GW Hospital heightens security

Security has been stepped up at GW Hospital after fatal attacks at two area hospitals in recent weeks.

Though no similar violence has occurred at GW’s hospital, officials say they are taking extra precautions to safeguard the hospitals’ entrances and high-traffic areas.

A Prince George’s Hospital Center administrator working late was found bound and strangled in her office Jan. 13. Police told The Washington Post the victim had been raped.

Last Thursday, a gunman killed one patient and wounded five others in the lobby of the Washington Hospital Center’s Cancer Institute. Hospital officials told The Post the shooting occurred so quickly the armed guard in the room did not have time to respond.

John L. Hummer, chief operating officer for the GW Medical Center, said while the hospital’s security is adequate, officials will make a “continuous improvement effort” to ensure safety in the hospital.

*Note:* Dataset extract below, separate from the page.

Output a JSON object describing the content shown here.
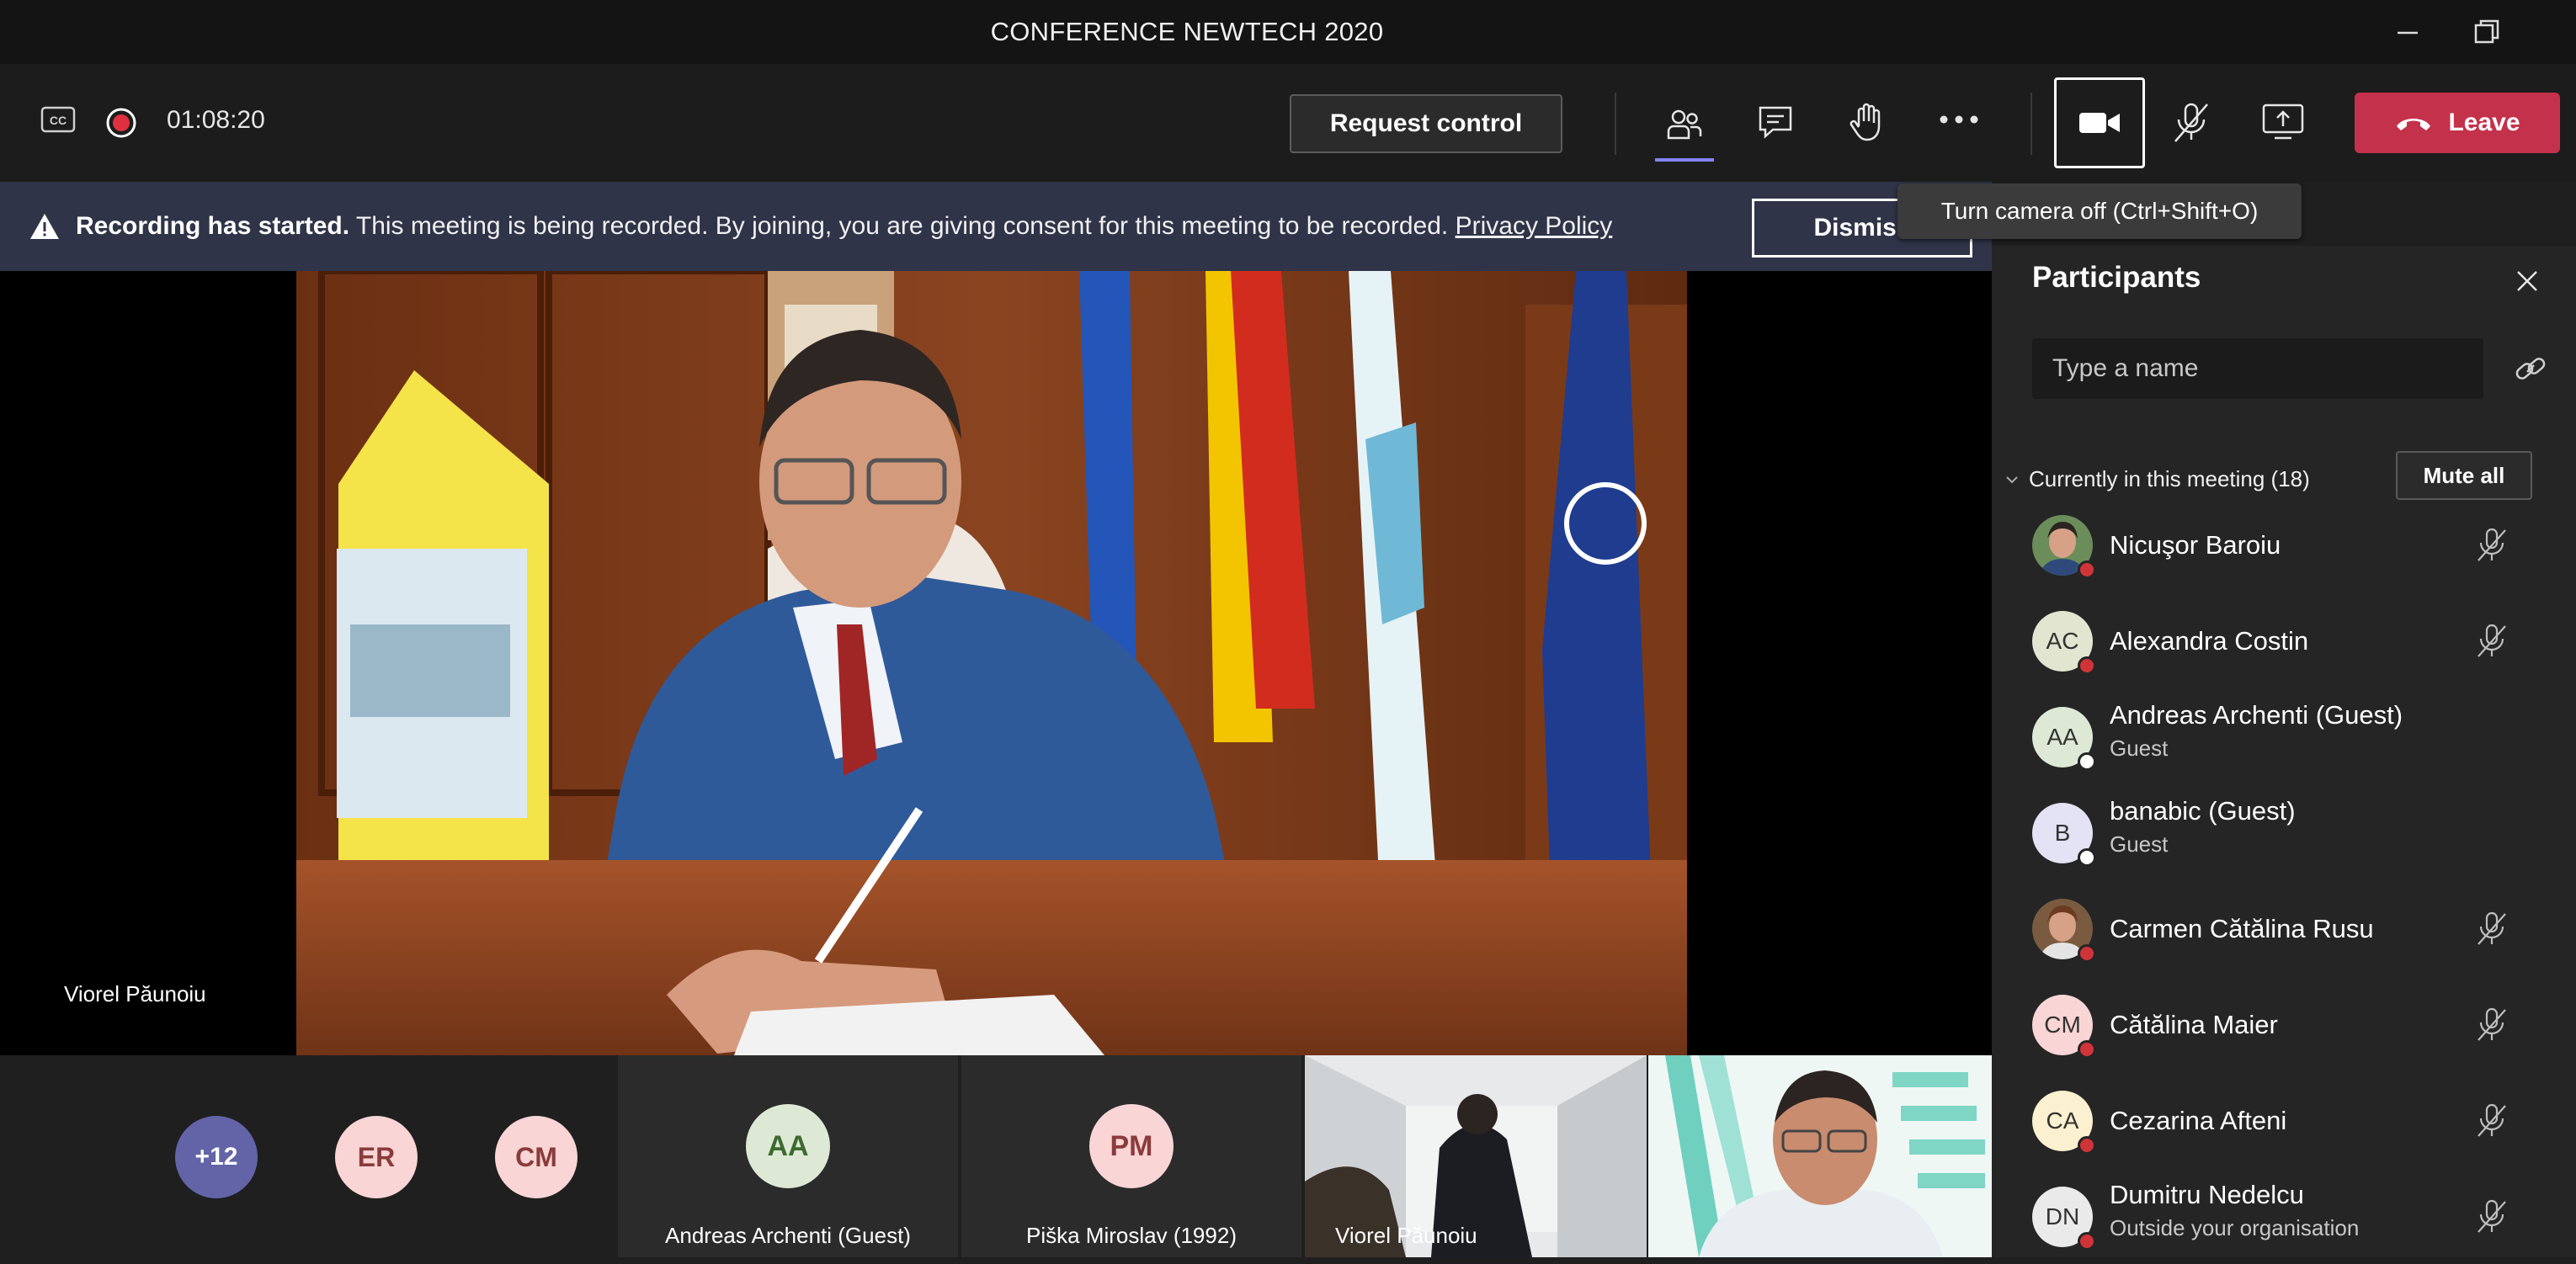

“We felt it important to improve our level of readiness,” Hummer said.

To control traffic in the building, the 22nd Street entrance now closes at 6 p.m., and the entrances on I and 23rd streets close at 8 p.m. Only the hospital’s emergency room will remain open 24 hours a day, Hummer said.

Security officers will be stationed at each entrance, he added.

Guards also will check the identification of all employees and visitors in the building. All visitors are required to check in at the entrance, Hummer said.

Senior Catie DeLong, a pre-med student who volunteers at Columbia Hospital for Women, said she is not sure security guards will be able to secure all aspects of the hospital.

“It’s a little frightening,” DeLong said. “At the Washington Hospital Center (the gunman) just walked in with a gun and started shooting, so I don’t think a security guard is going to be able to stop that.

“It concerns me because (P.G. and Washington Hospital centers) already have security in place and it’s obviously not doing a good enough job,” she added.

The Hatchet has disabled comments on our website. Learn more.